Bad publicity dogs the US foam sector
by Liz White
Fire regulation in the US is heavily influenced by environmental groups and the current moves to ban chlorinated and brominated fire retardants is, "one of the most political events I have ever been involved in, in my career," commented Bob Luedeka, executive director of the US Polyurethane Foam Association.
Looking generally at furniture fire regulation, Luedeka said environmentalists have influenced congress members, and this filtered down to the Consumer Product Safety Commission (CPS).The result was that, "after some 13 years of ... trying to get an open-flame standard for furniture, that was just taken off the table," Luedeka exclaimed.
But he thinks the new approach (see box below) "represents a fair standard in terms of the risk of injury and fire within America."
The prospect is for the proposed open-flame standard for furniture to be dropped and replaced by smoulder ignition.
The smoulder ignition test would minimise reliance on FR chemicals, although it doesn't ban the use of them, he said: "They have written the proposal to be very careful that it would not include a requirement for it."
Looking at the potential US ban on chlorinated and brominated FRs, which started with a bill in the California legislature, Luedeka said, "For now we can safely say that any resemblance to good science is completely lost, and Iwould say fairly that that's true on sides."
The message from the environmenta lists seems to be that penta (pentabromodiethy-l-ether) is still used in the foam produced in furniture, that it's not just in furniture in California, it's in every household in America and the threat of penta is even in babies' cribs, bumper pads and nursing pads, "so they have done everything they can Lu scare the heck out of the public," Luedeka said.
On the other hand, the fire departments say there is a huge threat of fire, so FRs are needed.
And the CPSC, meanwhile, says there are less than 30 deaths a year caused by openflame ignition of furniture - less than one death per million, Luedeka said.
"So both sides are exaggerating and it's been very difficult to be in the middle for our industry which is getting a black eye through this," the PFA chief said.
One of the issues is that this proposal could pass in California, without an official risk assessment to show safety, stressed Luedeka.
"We have asked the fire-retardant suppliers to please bring forth safety data on their products," said Luedeka. "If we could find one exception ... if we could find one halogenated FR that is safe for consumer use, it kills the bill," he commented.

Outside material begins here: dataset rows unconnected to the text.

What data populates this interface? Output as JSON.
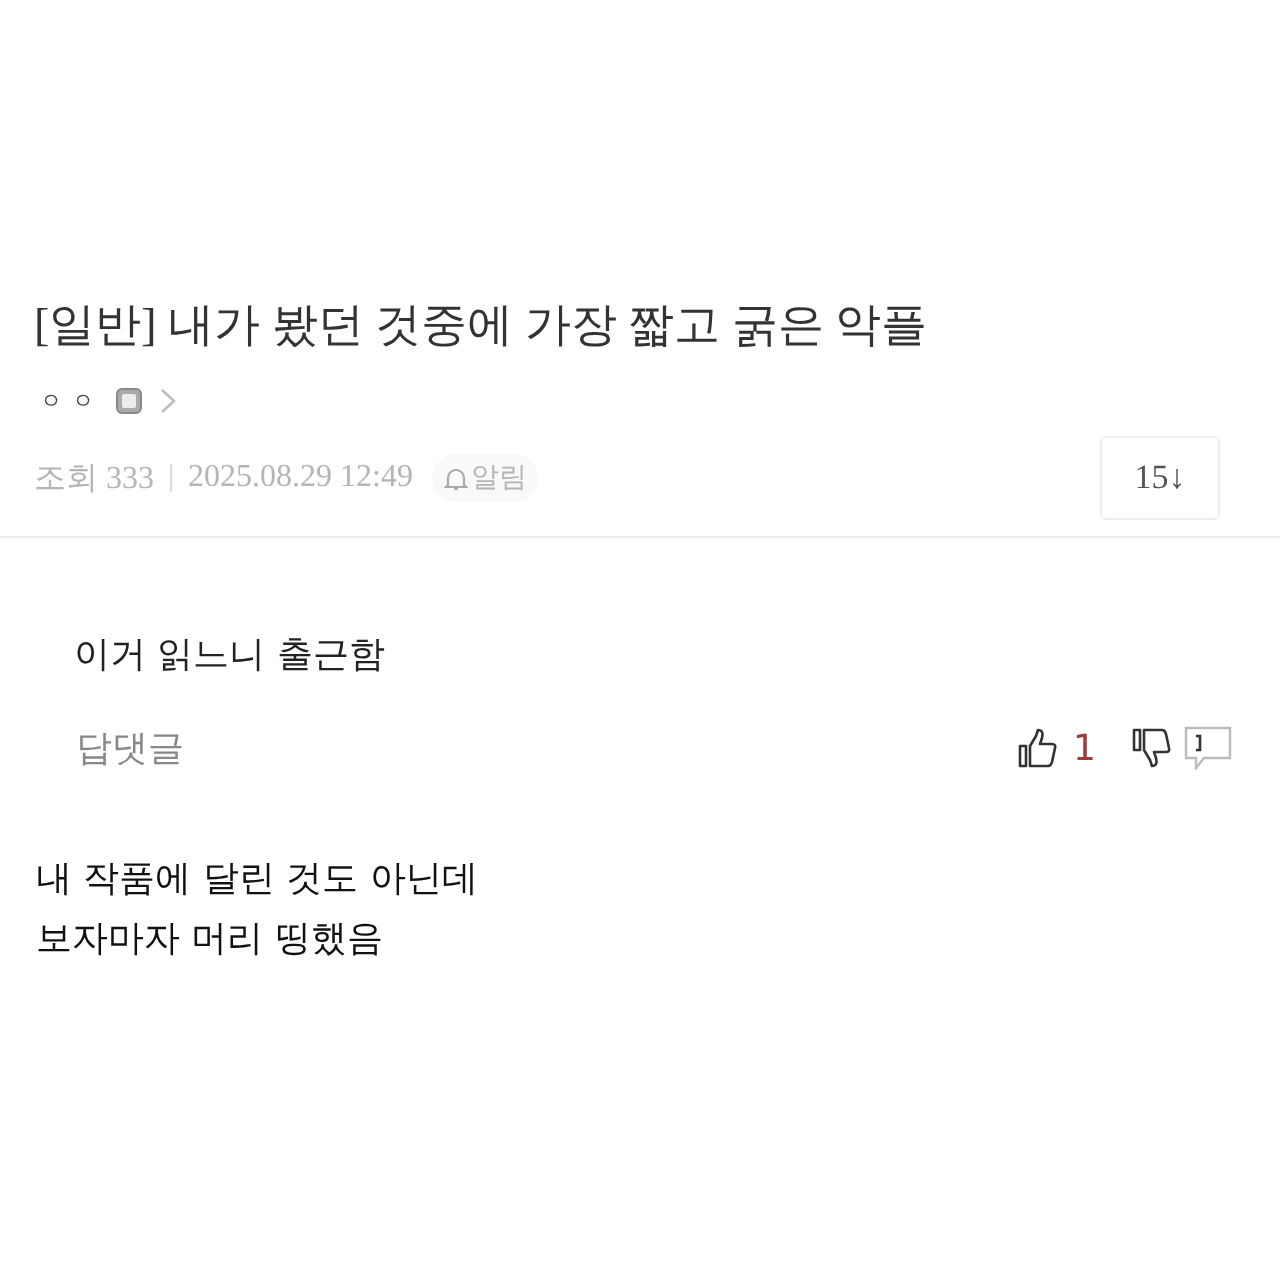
{
  "post": {
    "title": "[일반] 내가 봤던 것중에 가장 짧고 굵은 악플",
    "author": "ㅇㅇ",
    "views": "조회 333",
    "date": "2025.08.29 12:49",
    "alarm": "알림",
    "comment_button": "15↓"
  },
  "comment": {
    "text": "이거 읽느니 출근함",
    "reply": "답댓글",
    "likes": "1"
  },
  "body_lines": [
    "내 작품에 달린 것도 아닌데",
    "보자마자 머리 띵했음"
  ]
}
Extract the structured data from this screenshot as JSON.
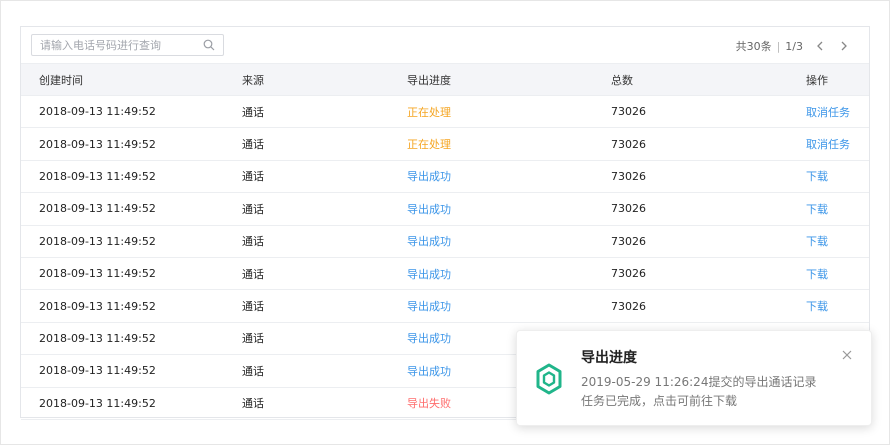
{
  "search": {
    "placeholder": "请输入电话号码进行查询"
  },
  "pager": {
    "total": "共30条",
    "page": "1/3"
  },
  "table": {
    "headers": [
      "创建时间",
      "来源",
      "导出进度",
      "总数",
      "操作"
    ],
    "rows": [
      {
        "created": "2018-09-13 11:49:52",
        "source": "通话",
        "progress": "正在处理",
        "status": "processing",
        "total": "73026",
        "action": "取消任务"
      },
      {
        "created": "2018-09-13 11:49:52",
        "source": "通话",
        "progress": "正在处理",
        "status": "processing",
        "total": "73026",
        "action": "取消任务"
      },
      {
        "created": "2018-09-13 11:49:52",
        "source": "通话",
        "progress": "导出成功",
        "status": "success",
        "total": "73026",
        "action": "下载"
      },
      {
        "created": "2018-09-13 11:49:52",
        "source": "通话",
        "progress": "导出成功",
        "status": "success",
        "total": "73026",
        "action": "下载"
      },
      {
        "created": "2018-09-13 11:49:52",
        "source": "通话",
        "progress": "导出成功",
        "status": "success",
        "total": "73026",
        "action": "下载"
      },
      {
        "created": "2018-09-13 11:49:52",
        "source": "通话",
        "progress": "导出成功",
        "status": "success",
        "total": "73026",
        "action": "下载"
      },
      {
        "created": "2018-09-13 11:49:52",
        "source": "通话",
        "progress": "导出成功",
        "status": "success",
        "total": "73026",
        "action": "下载"
      },
      {
        "created": "2018-09-13 11:49:52",
        "source": "通话",
        "progress": "导出成功",
        "status": "success",
        "total": "",
        "action": ""
      },
      {
        "created": "2018-09-13 11:49:52",
        "source": "通话",
        "progress": "导出成功",
        "status": "success",
        "total": "",
        "action": ""
      },
      {
        "created": "2018-09-13 11:49:52",
        "source": "通话",
        "progress": "导出失败",
        "status": "fail",
        "total": "",
        "action": ""
      }
    ]
  },
  "toast": {
    "title": "导出进度",
    "line1": "2019-05-29 11:26:24提交的导出通话记录",
    "line2": "任务已完成，点击可前往下载",
    "icon": "hexagon-logo-icon"
  },
  "colors": {
    "processing": "#f5a623",
    "success": "#3b95e8",
    "fail": "#ff6d6d",
    "brand": "#20b58a"
  }
}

This issue is "generating now enormous amounts of bad news, which contains false and misleading information, and it's very difficult fc us to make a good image for polyurethane foam in light of that situation," Luedeka commented.
Articles coming out of California include one called 'killer couches' "which is extremely inaccurate, containing all kinds of misleading information" but was picked up by national news, commented Luedeka.
Furniture hurt by economy
Discussing the economic situation in the US, Luedeka said, "In the lower earnings segments we're in a really severe recession at the moment which affects the lower-priced end of the furniture business." "If you're in a low income bracket ... it’s very expensive to get credit or a mortgage and that cuts back on your ability to buy furniture and household goods, which affects the polyurethane foam industry," Luedeka said.
"If you're on a low income and barely making by and seem to owe your life to a bank then when fuel prices hit $50 you're not going to go out and buy furniture at all," he added.
So we're seeing the low end of the furniture industry drop from very slow to almost nothing at all."
Chinese imports add to woes
As if that wasn't enough, "We're also having the problem of China, where the threat in furniture and bedding is strong," said Luedeka, adding that, "one of the things driving this is the raw materials economics of the PU industry."
"With a trading pattern already established between furniture and bedding manufacturers and Chinese resources, as these economics become worse. then the number of companies that decide to move their manufacturing operations from the US to China increases rapidly," he commented.
"It's like a big mud slide, where the high volume parts of our furn iture and bedding industry is sliding, manufacturers are giving up US jobs and going to China and suddenly we're watching the base for the PU industry disappearing," Luedeka said.
"Our manufacturers are looking at ways to try and counter these trends to get our business back and create more value," he said, pointing out that "CertiPUR is one way of doing this."
BARRIER FABRIC CRUCIAL
CPSC is taking the furniture fabric as the point of ignition,classifying it into two types, a synthetic fabric that would be resistant to smoulder ignition and a smoulder-prone fabric, often made of natural fibres, which tend to be easy to ignite.
The idea is to create a barrier of batting material beneath the fabric to protect the cushion contents from ignition. Compliant fabrics may be used with any filling material, polyurethane or latex foam or cotton batting or polyester. The earliest the rule is likely to be approved by CPSC is in 2009, with the effective date possibly early in 2010, Luedeka commented.
The type-two barrier must pass a number of tests, both resistance to smouldering and to open flame. "This is different to the tough US mattress barrier test, and once the barrier is qualified, you can use any fabric with it or any filling material," Luedeka observed.
The PFA has found the fabric test easy to pass; "it is not very challenging," he said.